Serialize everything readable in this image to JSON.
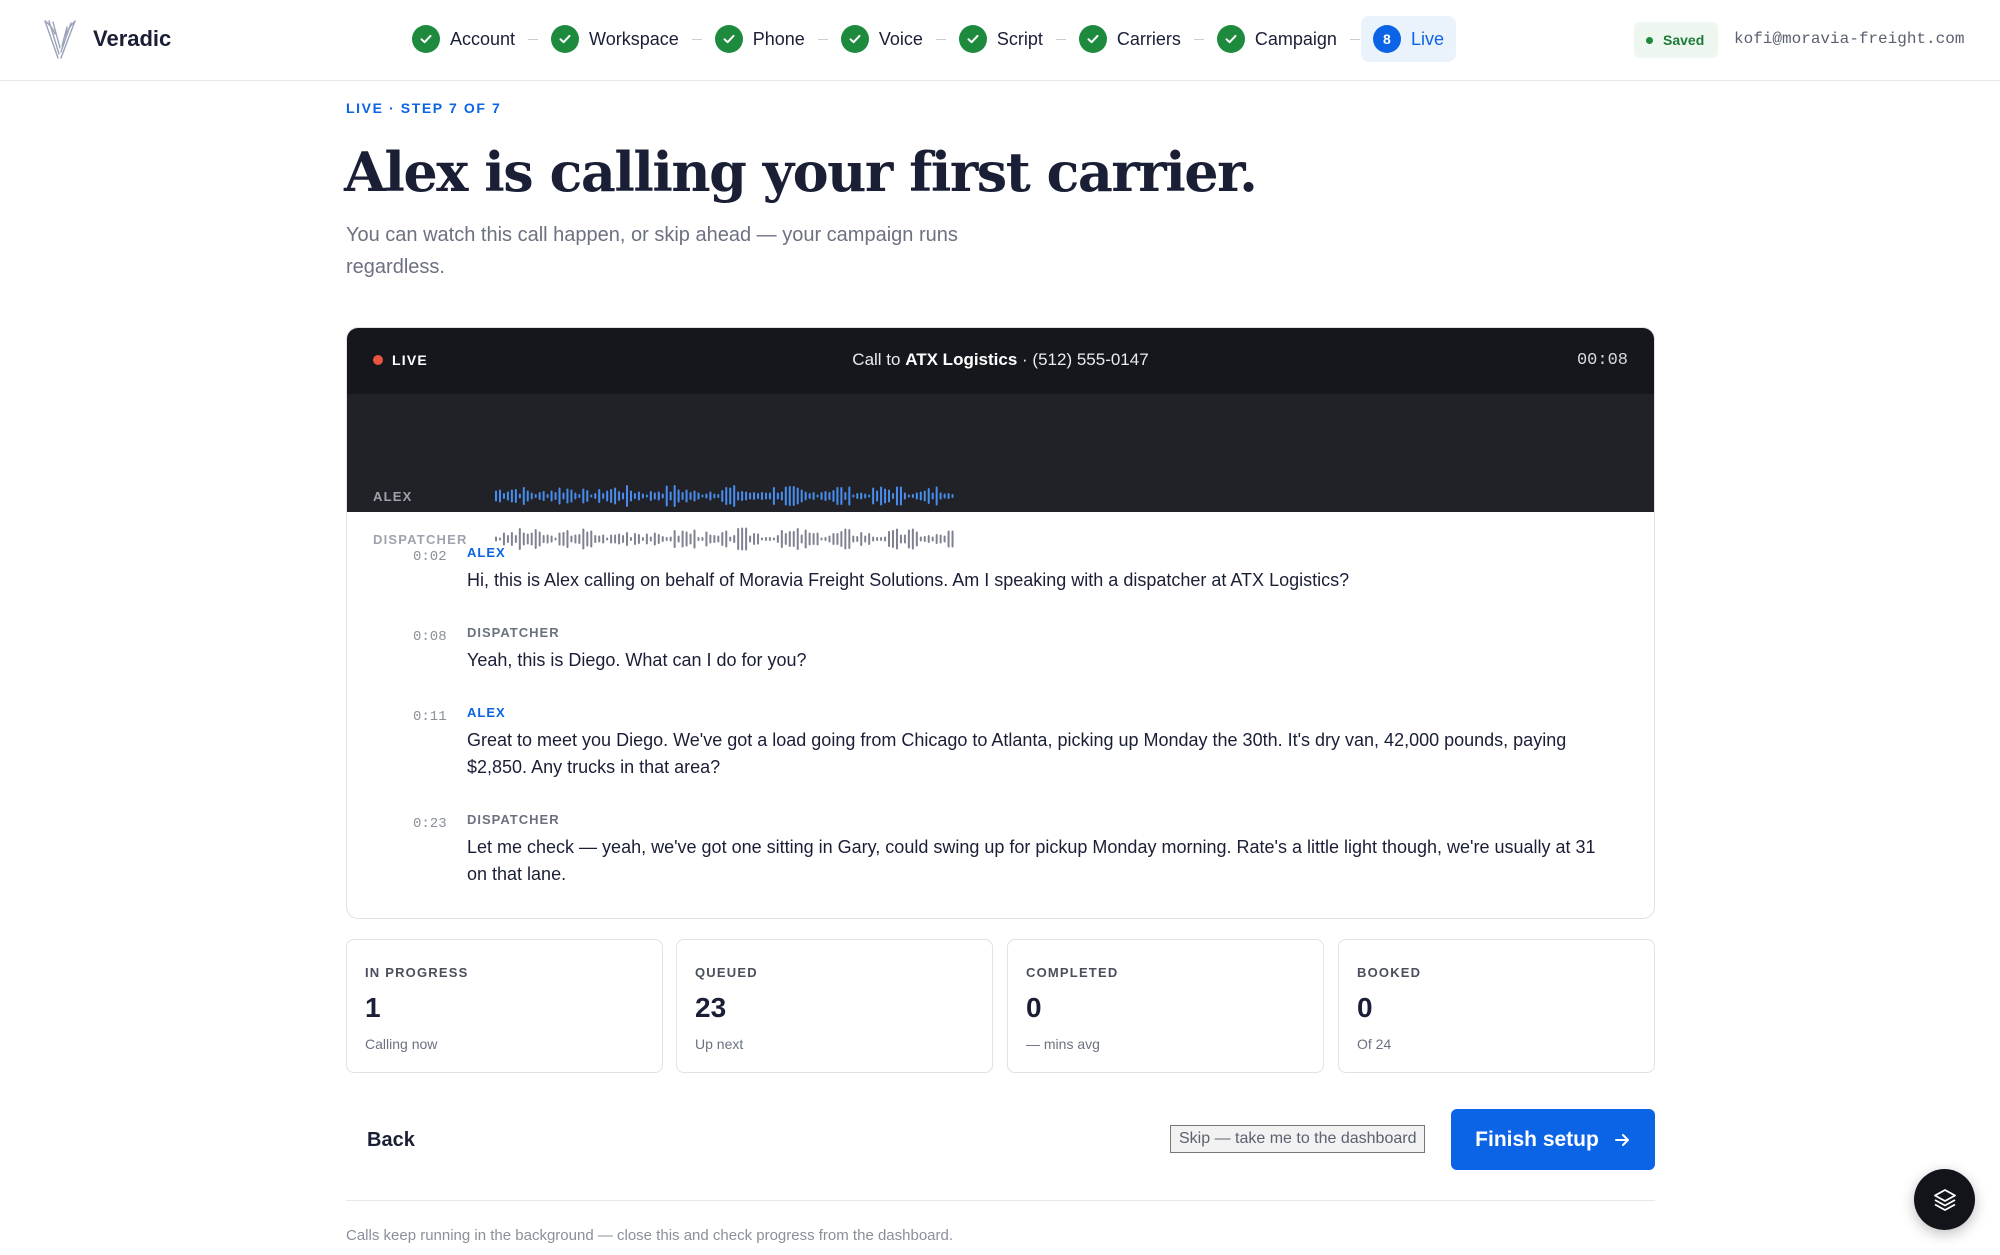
{
  "app": {
    "brand": "Veradic"
  },
  "steps": [
    {
      "label": "Account",
      "state": "done"
    },
    {
      "label": "Workspace",
      "state": "done"
    },
    {
      "label": "Phone",
      "state": "done"
    },
    {
      "label": "Voice",
      "state": "done"
    },
    {
      "label": "Script",
      "state": "done"
    },
    {
      "label": "Carriers",
      "state": "done"
    },
    {
      "label": "Campaign",
      "state": "done"
    },
    {
      "label": "Live",
      "state": "current",
      "number": "8"
    }
  ],
  "header": {
    "saved_label": "Saved",
    "email": "kofi@moravia-freight.com"
  },
  "page": {
    "eyebrow": "LIVE · STEP 7 OF 7",
    "title": "Alex is calling your first carrier.",
    "subtitle": "You can watch this call happen, or skip ahead — your campaign runs regardless."
  },
  "call": {
    "live_label": "LIVE",
    "title_prefix": "Call to ",
    "carrier": "ATX Logistics",
    "title_suffix": " · (512) 555-0147",
    "timer": "00:08",
    "tracks": [
      {
        "label": "ALEX",
        "color": "#4a8df0"
      },
      {
        "label": "DISPATCHER",
        "color": "#7d8190"
      }
    ],
    "transcript": [
      {
        "time": "0:02",
        "speaker": "ALEX",
        "text": "Hi, this is Alex calling on behalf of Moravia Freight Solutions. Am I speaking with a dispatcher at ATX Logistics?"
      },
      {
        "time": "0:08",
        "speaker": "DISPATCHER",
        "text": "Yeah, this is Diego. What can I do for you?"
      },
      {
        "time": "0:11",
        "speaker": "ALEX",
        "text": "Great to meet you Diego. We've got a load going from Chicago to Atlanta, picking up Monday the 30th. It's dry van, 42,000 pounds, paying $2,850. Any trucks in that area?"
      },
      {
        "time": "0:23",
        "speaker": "DISPATCHER",
        "text": "Let me check — yeah, we've got one sitting in Gary, could swing up for pickup Monday morning. Rate's a little light though, we're usually at 31 on that lane."
      }
    ]
  },
  "stats": [
    {
      "label": "IN PROGRESS",
      "value": "1",
      "sub": "Calling now"
    },
    {
      "label": "QUEUED",
      "value": "23",
      "sub": "Up next"
    },
    {
      "label": "COMPLETED",
      "value": "0",
      "sub": "— mins avg"
    },
    {
      "label": "BOOKED",
      "value": "0",
      "sub": "Of 24"
    }
  ],
  "actions": {
    "back": "Back",
    "skip": "Skip — take me to the dashboard",
    "finish": "Finish setup"
  },
  "footer": {
    "note": "Calls keep running in the background — close this and check progress from the dashboard."
  },
  "colors": {
    "accent": "#0b63e5",
    "done": "#1e8a3e",
    "live_dot": "#e8553f",
    "panel_dark": "#15171c"
  },
  "icons": {
    "step_done": "check-icon",
    "finish": "arrow-right-icon",
    "fab": "layers-icon",
    "logo": "veradic-logo-icon"
  }
}
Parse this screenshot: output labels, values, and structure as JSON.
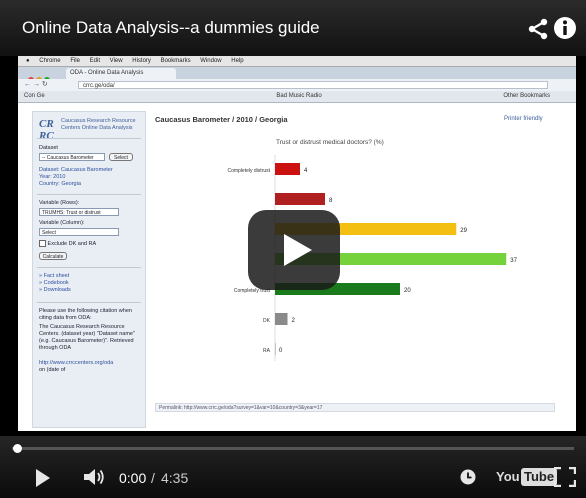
{
  "player": {
    "title": "Online Data Analysis--a dummies guide",
    "time_current": "0:00",
    "time_separator": "/",
    "time_duration": "4:35",
    "progress_fraction": 0,
    "logo_you": "You",
    "logo_tube": "Tube"
  },
  "browser": {
    "menubar": [
      "Chrome",
      "File",
      "Edit",
      "View",
      "History",
      "Bookmarks",
      "Window",
      "Help"
    ],
    "tab_label": "ODA - Online Data Analysis",
    "url": "crrc.ge/oda/",
    "bookmarks": [
      "Con Ge",
      "Bad Music Radio",
      "Other Bookmarks"
    ]
  },
  "sidebar": {
    "org_logo": "CR RC",
    "org_name": "Caucasus Research Resource Centers Online Data Analysis",
    "dataset_label": "Dataset",
    "dataset_select": "-- Caucasus Barometer",
    "select_button": "Select",
    "dataset_line": "Dataset: Caucasus Barometer",
    "year_line": "Year: 2010",
    "country_line": "Country: Georgia",
    "row_label": "Variable (Rows):",
    "row_select": "TRUMHS: Trust or distrust",
    "col_label": "Variable (Column):",
    "col_select": "Select",
    "exclude_label": "Exclude DK and RA",
    "calculate_button": "Calculate",
    "links": [
      "Fact sheet",
      "Codebook",
      "Downloads"
    ],
    "cite_text_1": "Please use the following citation when citing data from ODA:",
    "cite_text_2": "The Caucasus Research Resource Centers. (dataset year) \"Dataset name\" (e.g. Caucasus Barometer)\". Retrieved through ODA",
    "cite_link": "http://www.crrccenters.org/oda",
    "cite_text_3": "on (date of"
  },
  "main": {
    "heading": "Caucasus Barometer / 2010 / Georgia",
    "printer_link": "Printer friendly",
    "permalink": "Permalink: http://www.crrc.ge/oda?survey=1&var=10&country=3&year=17"
  },
  "chart_data": {
    "type": "bar",
    "orientation": "horizontal",
    "title": "Trust or distrust medical doctors? (%)",
    "categories": [
      "Completely distrust",
      "",
      "",
      "",
      "Completely trust",
      "DK",
      "RA"
    ],
    "values": [
      4,
      8,
      29,
      37,
      20,
      2,
      0
    ],
    "colors": [
      "#cc1111",
      "#b02020",
      "#f3c012",
      "#76d23c",
      "#1b7a1b",
      "#8a8a8a",
      "#8a8a8a"
    ],
    "xlim": [
      0,
      40
    ]
  },
  "colors": {
    "bar_red": "#cc1111",
    "bar_yellow": "#f3c012",
    "bar_lightgreen": "#76d23c",
    "bar_darkgreen": "#1b7a1b",
    "bar_gray": "#8a8a8a",
    "accent_link": "#2c4f9e"
  }
}
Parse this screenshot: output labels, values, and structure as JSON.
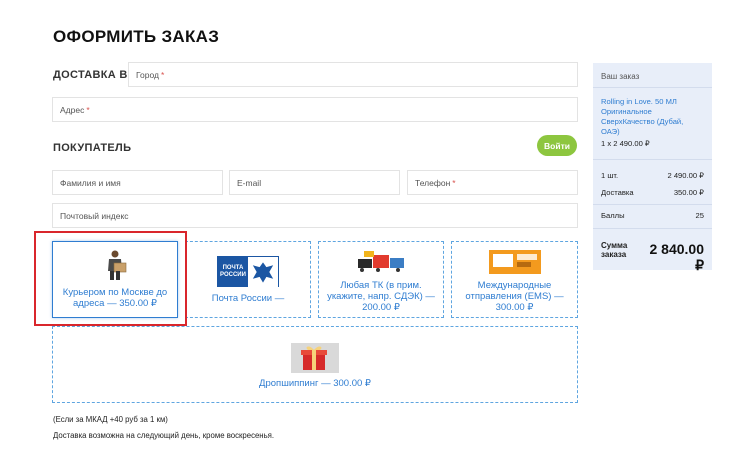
{
  "page": {
    "title": "ОФОРМИТЬ ЗАКАЗ"
  },
  "delivery": {
    "label": "ДОСТАВКА В",
    "city_placeholder": "Город",
    "address_placeholder": "Адрес",
    "required_mark": "*"
  },
  "buyer": {
    "label": "ПОКУПАТЕЛЬ",
    "login_label": "Войти",
    "name_placeholder": "Фамилия и имя",
    "email_placeholder": "E-mail",
    "phone_placeholder": "Телефон",
    "zip_placeholder": "Почтовый индекс"
  },
  "shipping_options": [
    {
      "label": "Курьером по Москве до адреса — 350.00 ₽",
      "icon": "courier-icon",
      "selected": true
    },
    {
      "label": "Почта России —",
      "icon": "russian-post-logo",
      "logo_text_1": "ПОЧТА",
      "logo_text_2": "РОССИИ",
      "selected": false
    },
    {
      "label": "Любая ТК (в прим. укажите, напр. СДЭК) — 200.00 ₽",
      "icon": "delivery-trucks-icon",
      "selected": false
    },
    {
      "label": "Международные отправления (EMS) — 300.00 ₽",
      "icon": "ems-parcel-icon",
      "selected": false
    },
    {
      "label": "Дропшиппинг — 300.00 ₽",
      "icon": "gift-box-icon",
      "selected": false
    }
  ],
  "notes": {
    "mkad": "(Если за МКАД +40 руб за 1 км)",
    "next_day": "Доставка возможна на следующий день, кроме воскресенья."
  },
  "summary": {
    "title": "Ваш заказ",
    "product_name": "Rolling in Love. 50 МЛ Оригинальное СверхКачество (Дубай, ОАЭ)",
    "product_qty": "1 x 2 490.00 ₽",
    "rows": [
      {
        "label": "1 шт.",
        "value": "2 490.00 ₽"
      },
      {
        "label": "Доставка",
        "value": "350.00 ₽"
      },
      {
        "label": "Баллы",
        "value": "25"
      }
    ],
    "total_label_1": "Сумма",
    "total_label_2": "заказа",
    "total_value": "2 840.00 ₽"
  },
  "colors": {
    "accent_blue": "#2f7dd1",
    "button_green": "#8dc63f",
    "highlight_red": "#d9262c",
    "summary_bg": "#e8eef9"
  }
}
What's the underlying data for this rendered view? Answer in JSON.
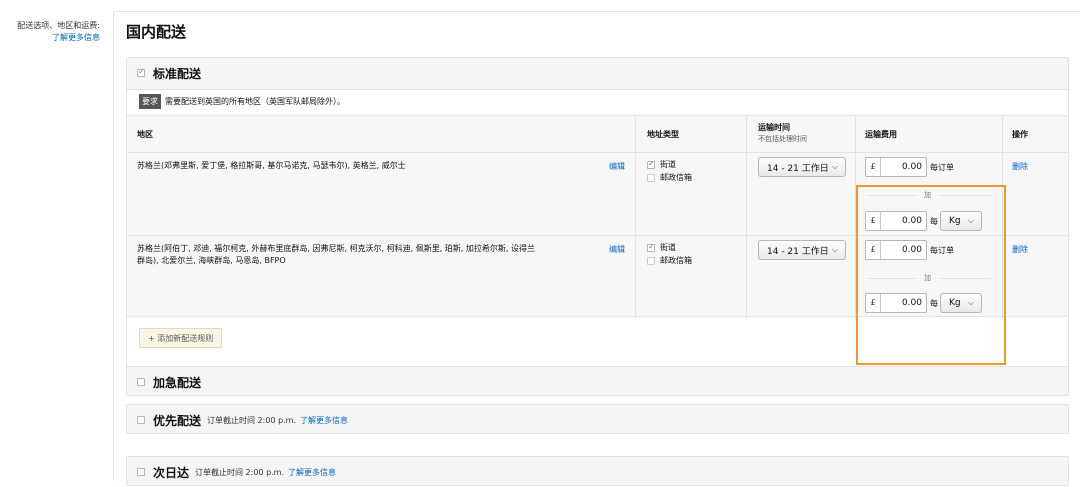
{
  "left": {
    "hint": "配送选项、地区和运费:",
    "link": "了解更多信息"
  },
  "page_title": "国内配送",
  "standard": {
    "title": "标准配送",
    "checked": true,
    "requirement_badge": "要求",
    "requirement_text": "需要配送到英国的所有地区（英国军队邮局除外）。",
    "headers": {
      "region": "地区",
      "address_type": "地址类型",
      "transit_time": "运输时间",
      "transit_sub": "不包括处理时间",
      "shipping_fee": "运输费用",
      "actions": "操作"
    },
    "rows": [
      {
        "region": "苏格兰(邓弗里斯, 爱丁堡, 格拉斯哥, 基尔马诺克, 马瑟韦尔), 英格兰, 威尔士",
        "edit": "编辑",
        "addr_street": "街道",
        "addr_po": "邮政信箱",
        "transit": "14 - 21 工作日",
        "currency": "£",
        "per_order_value": "0.00",
        "per_order_label": "每订单",
        "plus": "加",
        "per_unit_value": "0.00",
        "per_unit_label": "每",
        "unit": "Kg",
        "delete": "删除"
      },
      {
        "region": "苏格兰(阿伯丁, 邓迪, 福尔柯克, 外赫布里底群岛, 因弗尼斯, 柯克沃尔, 柯科迪, 佩斯里, 珀斯, 加拉希尔斯, 设得兰群岛), 北爱尔兰, 海峡群岛, 马恩岛, BFPO",
        "edit": "编辑",
        "addr_street": "街道",
        "addr_po": "邮政信箱",
        "transit": "14 - 21 工作日",
        "currency": "£",
        "per_order_value": "0.00",
        "per_order_label": "每订单",
        "plus": "加",
        "per_unit_value": "0.00",
        "per_unit_label": "每",
        "unit": "Kg",
        "delete": "删除"
      }
    ],
    "add_rule": "+ 添加新配送规则"
  },
  "urgent": {
    "title": "加急配送",
    "checked": false
  },
  "priority": {
    "title": "优先配送",
    "checked": false,
    "sub": "订单截止时间 2:00 p.m.",
    "link": "了解更多信息"
  },
  "nextday": {
    "title": "次日达",
    "checked": false,
    "sub": "订单截止时间 2:00 p.m.",
    "link": "了解更多信息"
  },
  "colors": {
    "link": "#0066c0",
    "highlight": "#f19a2b",
    "section_bg": "#f5f5f5"
  }
}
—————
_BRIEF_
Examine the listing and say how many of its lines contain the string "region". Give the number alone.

_ANSWER FOR THE TASK_
3